Photo courtesy of Winterport Library Sasha and Riley Baron reading their new Summer Reading Program books on the steps of Winterport Memorial Library.

By Anne Gabbianelli

It may be more quiet than usual inside the Winterport Memorial Library but not outside at the curb. Library Director Susan Atwood and her colleague Susan Witt were just a month into their jobs at the library when the coronavirus hit. “It was so sad to have to close our doors and not be able to serve the community just as we were getting to know our patrons and right at a time when they needed the services of the library the most,” shares Atwood. But the pandemic did not stop these librarians, “We were very happy to start the curbside service to get books back into their hands again.”

The idea morphed out of weekly Maine State Library Zoom meetings. “When we began the curbside service, library patrons were excited to be able to get books again. It’s been wonderful to put books in their hands and say hello from a distance. Those little connections mean so much. Those smiles when they get their books (which you can see even from behind a face mask) say it all,” claims Atwood.

Patrons learned of the curbside service through updates with postings on the website, Facebook, and local newsletter.  In addition Atwood says, “We also sent notices through email to all our patrons and have posted signs on the front lawn of the library.”
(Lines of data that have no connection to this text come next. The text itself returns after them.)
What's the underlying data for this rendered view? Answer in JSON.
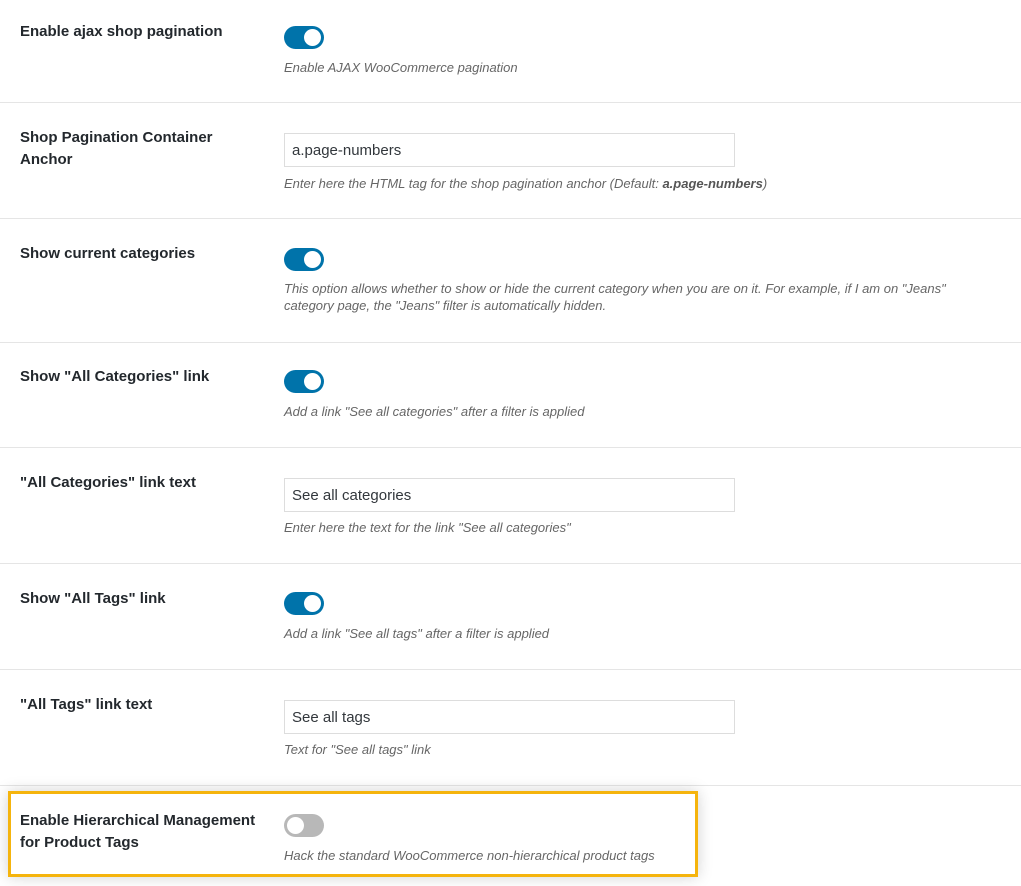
{
  "colors": {
    "toggle_on": "#0073aa",
    "toggle_off": "#b8b8b8",
    "highlight": "#f5b40d"
  },
  "settings": {
    "ajax_pagination": {
      "label": "Enable ajax shop pagination",
      "enabled": true,
      "description": "Enable AJAX WooCommerce pagination"
    },
    "pagination_anchor": {
      "label": "Shop Pagination Container Anchor",
      "value": "a.page-numbers",
      "description_prefix": "Enter here the HTML tag for the shop pagination anchor (Default: ",
      "description_default": "a.page-numbers",
      "description_suffix": ")"
    },
    "current_categories": {
      "label": "Show current categories",
      "enabled": true,
      "description": "This option allows whether to show or hide the current category when you are on it. For example, if I am on \"Jeans\" category page, the \"Jeans\" filter is automatically hidden."
    },
    "all_categories_link": {
      "label": "Show \"All Categories\" link",
      "enabled": true,
      "description": "Add a link \"See all categories\" after a filter is applied"
    },
    "all_categories_text": {
      "label": "\"All Categories\" link text",
      "value": "See all categories",
      "description": "Enter here the text for the link \"See all categories\""
    },
    "all_tags_link": {
      "label": "Show \"All Tags\" link",
      "enabled": true,
      "description": "Add a link \"See all tags\" after a filter is applied"
    },
    "all_tags_text": {
      "label": "\"All Tags\" link text",
      "value": "See all tags",
      "description": "Text for \"See all tags\" link"
    },
    "hierarchical_tags": {
      "label": "Enable Hierarchical Management for Product Tags",
      "enabled": false,
      "description": "Hack the standard WooCommerce non-hierarchical product tags"
    }
  }
}
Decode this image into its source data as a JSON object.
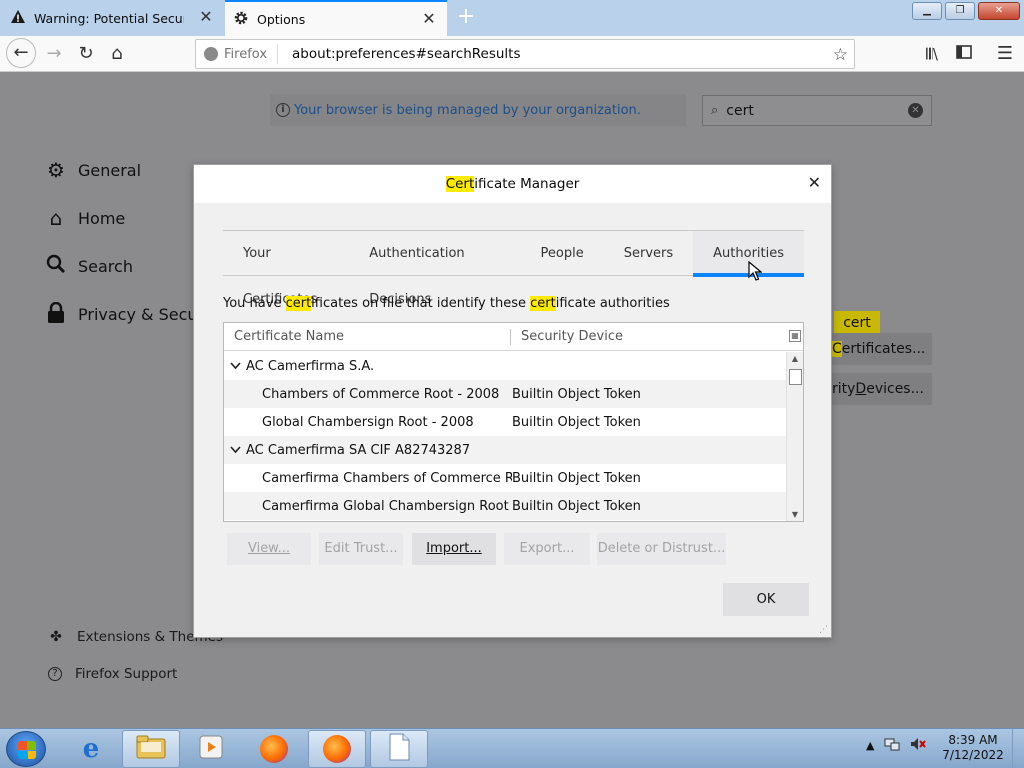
{
  "browser": {
    "tabs": [
      {
        "title": "Warning: Potential Security Risk"
      },
      {
        "title": "Options"
      }
    ],
    "url_identity": "Firefox",
    "url": "about:preferences#searchResults"
  },
  "prefs": {
    "managed_notice": "Your browser is being managed by your organization.",
    "search_value": "cert",
    "categories": [
      "General",
      "Home",
      "Search",
      "Privacy & Securi"
    ],
    "bottom_links": [
      "Extensions & Themes",
      "Firefox Support"
    ],
    "cert_tag": "cert",
    "view_certs_btn_hl": "C",
    "view_certs_btn_prefix": "",
    "view_certs_btn_rest": "ertificates...",
    "security_devices_btn": "rity Devices...",
    "security_devices_btn_hl_char": "D",
    "security_devices_btn_pre": "rity ",
    "security_devices_btn_post": "evices..."
  },
  "dialog": {
    "title_hl": "Cert",
    "title_rest": "ificate Manager",
    "tabs": [
      "Your Certificates",
      "Authentication Decisions",
      "People",
      "Servers",
      "Authorities"
    ],
    "selected_tab": "Authorities",
    "desc_parts": [
      "You have ",
      "cert",
      "ificates on file that identify these ",
      "cert",
      "ificate authorities"
    ],
    "columns": [
      "Certificate Name",
      "Security Device"
    ],
    "rows": [
      {
        "type": "group",
        "name": "AC Camerfirma S.A.",
        "device": ""
      },
      {
        "type": "child",
        "name": "Chambers of Commerce Root - 2008",
        "device": "Builtin Object Token"
      },
      {
        "type": "child",
        "name": "Global Chambersign Root - 2008",
        "device": "Builtin Object Token"
      },
      {
        "type": "group",
        "name": "AC Camerfirma SA CIF A82743287",
        "device": ""
      },
      {
        "type": "child",
        "name": "Camerfirma Chambers of Commerce Root",
        "device": "Builtin Object Token"
      },
      {
        "type": "child",
        "name": "Camerfirma Global Chambersign Root",
        "device": "Builtin Object Token"
      }
    ],
    "buttons": {
      "view": "View...",
      "edit_trust": "Edit Trust...",
      "import": "Import...",
      "export": "Export...",
      "delete": "Delete or Distrust...",
      "ok": "OK"
    }
  },
  "taskbar": {
    "time": "8:39 AM",
    "date": "7/12/2022"
  },
  "colors": {
    "accent": "#0a84ff",
    "highlight": "#ffeb00",
    "titlebar": "#b9d1ea"
  }
}
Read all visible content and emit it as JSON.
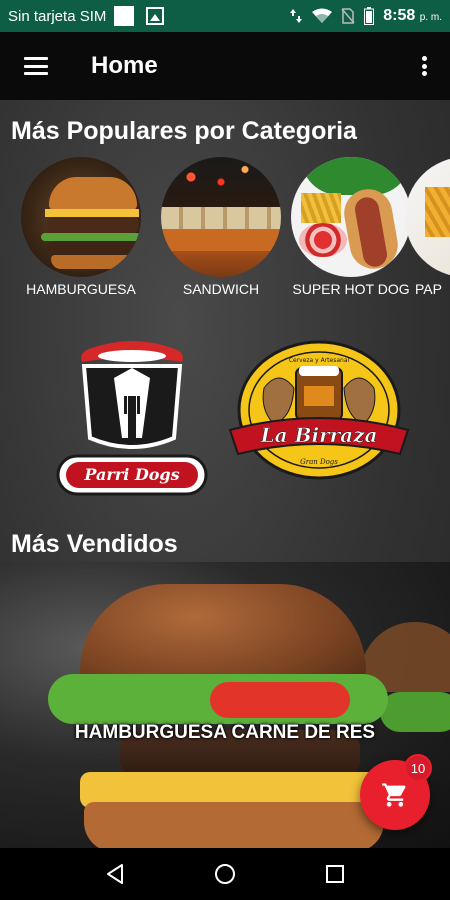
{
  "status_bar": {
    "carrier": "Sin tarjeta SIM",
    "time": "8:58",
    "ampm": "p. m.",
    "icons": [
      "square-notification-icon",
      "image-notification-icon",
      "data-arrows-icon",
      "wifi-icon",
      "no-sim-icon",
      "battery-icon"
    ]
  },
  "app_bar": {
    "title": "Home",
    "icons": [
      "menu-icon",
      "more-vert-icon"
    ]
  },
  "popular": {
    "title": "Más Populares por Categoria",
    "categories": [
      {
        "label": "HAMBURGUESA"
      },
      {
        "label": "SANDWICH"
      },
      {
        "label": "SUPER HOT DOG"
      },
      {
        "label": "PAP"
      }
    ]
  },
  "brands": {
    "parri": {
      "logo_text": "Parri Dogs"
    },
    "birraza": {
      "logo_text": "La Birraza",
      "tagline": "Cerveza y Artesanal",
      "small": "Gran Dogs"
    }
  },
  "best_sellers": {
    "title": "Más Vendidos",
    "item_name": "HAMBURGUESA CARNE DE RES"
  },
  "cart": {
    "icon": "shopping-cart-icon",
    "badge_count": "10",
    "color": "#e8202e"
  },
  "nav_bar": {
    "icons": [
      "back-icon",
      "home-icon",
      "recents-icon"
    ]
  },
  "colors": {
    "status_bar": "#0e5e45",
    "app_bar": "#0a0a0a",
    "accent": "#e8202e"
  }
}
Despite the limited service the library still offers, Susan Witt came up with an idea to supplement the annual summer book sale with a Mystery Bag book sale. “Anyone can email us at or call us at 207-223-5540 and let us know if they prefer a particular author or genre like mysteries, historical fiction, etc. and we will put together a bag of 4 books and/or DVDs that we think they might like for $2. Everyone has loved it,” according to Atwood.

National parenting writer and stay-at-home mom, Sarah Cottrell says, “I love them! Right now my kids are learning to knit and bead with one of the crafting theme bags. I love that my sons are learning a traditionally female craft plus they’re learning how to love sitting quietly while doing something meditative, which is a great way for their brains to relax.” 

For Jen Baron, the Mystery Bags have kept her children engaged. “Both of my girls love to email in requests like “a book on whales” or “some sort of mystery” – they love to see what fun books the librarians come up with!”

The library is a special place for Cottrell and Baron, kids aside. Baron found a new friend in the library when she moved to town. “I’ll be honest — the town library we moved from was much larger and I was nervous this library wouldn’t have a lot to offer. I quickly realized that was wrong!” She goes on, “I’ve been impressed since day one on how current the library is kept given the limited space and how helpful and friendly the library staff are. Plus they’ll hunt down (pretty quickly) anything specific we request that they don’t have. During that first visit while the librarian was entering in the info to get us our library cards we got chatting and she invited me to join the book club.”

For author Cottrell, the little stone library built in 1921 has proven to be a valuable resource for fostering her literary imagination. “My first novel is about an elderly lady who turns out to be a serial killer so I had a lot of fun working with the WML to find other books in that same genre. We traded so many fun stories and that helped to make my writing experience feel supported and important.”

It’s uncertain when the doors can open again to patrons but Atwood says, “One day in the near future we will again be a place to gather, leisurely browse the book shelves and find that perfect book, come to programs and learn new things and have new experiences, gather for a book group, come to a children’s story time, use the computers, as well as engage in discussions about books and authors with friends and the librarians. All for free!” But for now, Atwood reminds us, “Let a book take you away and bring you comfort, security, adventure, and maybe laughter. We all need books more than ever.”For more information about the library and the curbside service, call 207-223-5540 or check out the library’s website A librarian is available Tuesday and Thursday from 2-7 p.m. and Wednesday and Friday 9 a.m.-4 p.m.